Swedish company creates small LED device to help anyone learn how to code, but especially young girls
It’s well-known that the technology industry is a boys’ club. Dora Palfi, a technology entrepreneur in Sweden, experienced this gender disparity firsthand.
A native of Hungary with an early love for technology, Dora earned a bachelor’s degree in neuroscience and computer science at New York University Abu Dhabi. In her first job as a developer, she was commonly referred to as the “girl on the seventh floor.” Even today, she is often the only woman in the room in technology settings.
Inequality in technology starts when kids are in their early teens. By age 14, only about 12% of girls are interested in technology, Dora says. But up to age 12, interest in this field is about equal among boys and girls.
As an example of inequality, she refers to Apple’s health monitoring app, which originally did not allow women to track menstrual cycles. “If technology is the future, and if women are not equally involved in tech, then women don’t have an equal chance to shape the future,” Dora says.
At NYU, Dora met Beatrice Ionascu, an electrical engineering student, and they started a club for women in science, technology, engineering, and mathematics (STEM). While both were doing their master’s degrees in Sweden, Dora had the idea for a device that could help people learn how to code. She and Beatrice created imagi (originally imagiLabs) in 2018, and built the first prototype of their flagship product, called imagiCharm.
Cultivating an interest in technology
The product that they started selling in 2020 is a small accessory that can be attached to backpacks or bags. It has 64 tiny LED lights that can be turned into a wide range of designs, such as gingerbread cookies or a bouncing basketball, by using the programming language Python.
“People call this the programmable Tamagotchi, I think because it gives users this almost emotional attachment,” Dora says. “They have this little gadget, and they can sort of bring it to life.” Kids can share coding projects with the imagi community through the mobile app.
The company is focusing on a younger audience, ages eight and up, in hopes that the device will help kids maintain interest in technology through their teen years. The company says its research shows that in less than one hour of using imagiCharm, more than 10% of people have an increased interest in technology. ImagiCharms can be purchased online. The mobile app has more than 30,000 users in 99 countries.
‘The best place to go is to schools’
Imagi was a 2022 finalist in the European Investment Bank Institute’s Social Innovation Tournament, which helps entrepreneurs whose companies are trying to improve society or the environment. Dora says the finalist award gave her valuable access to a network of other founders.
Recently, imagi started focusing on schools.
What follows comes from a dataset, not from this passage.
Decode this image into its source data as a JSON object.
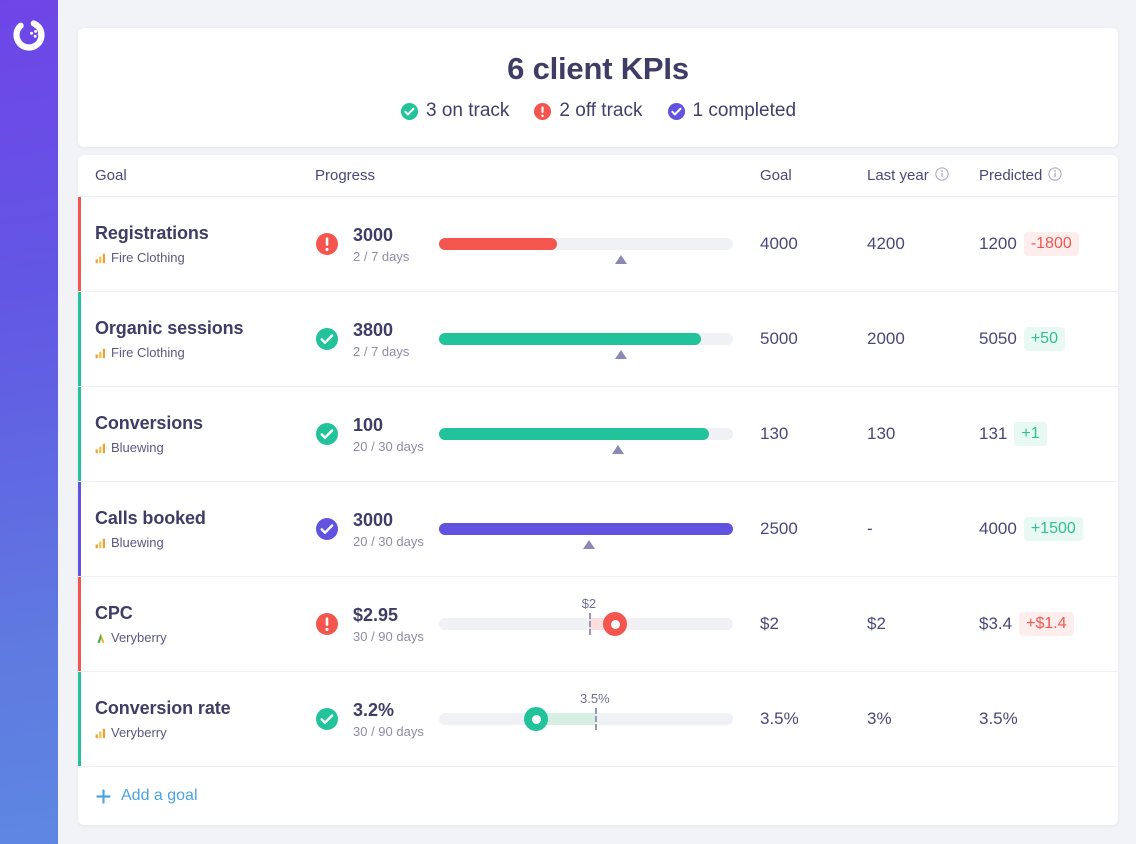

It supplied teachers in more than 30 countries, from the United Arab Emirates to the United States, with classroom packs of the devices. “If we truly want to make a change and reach every girl, then really the best place to go is to schools,” Dora says
Nonprofit organisations like Black Girls Code and corporate partners such as Ericsson are helping to make imagiCharms and teacher training available in economically disadvantaged schools and in places like Mexico, Uganda, and South Africa.
“I think the biggest innovation is being able to create something teachers love and can use,” Dora says. “It doesn’t have to be super high-tech, but just teacher-friendly.” She and Beatrice have spent a lot of time running workshops and training teachers. They also want to produce videos and build an educator community, to ensure that any teacher can learn how to code the imagiCharm.
Wendie Turner, a teacher in Texas who has used the device, says it is OK if you have no coding experience. She told her students, “I don’t know everything there is to know about this, so we’re going to learn together.” Now Wendie is a media technology specialist at her school.
In the future, Dora hopes to make the imagiCharm capable of more complex programming and expand the age range to older kids. “If we are able to involve all children and make them potentially be interested in a tech career,” Dora says, “then we’ll be able to fill the gap that currently exists across Europe, but also globally.”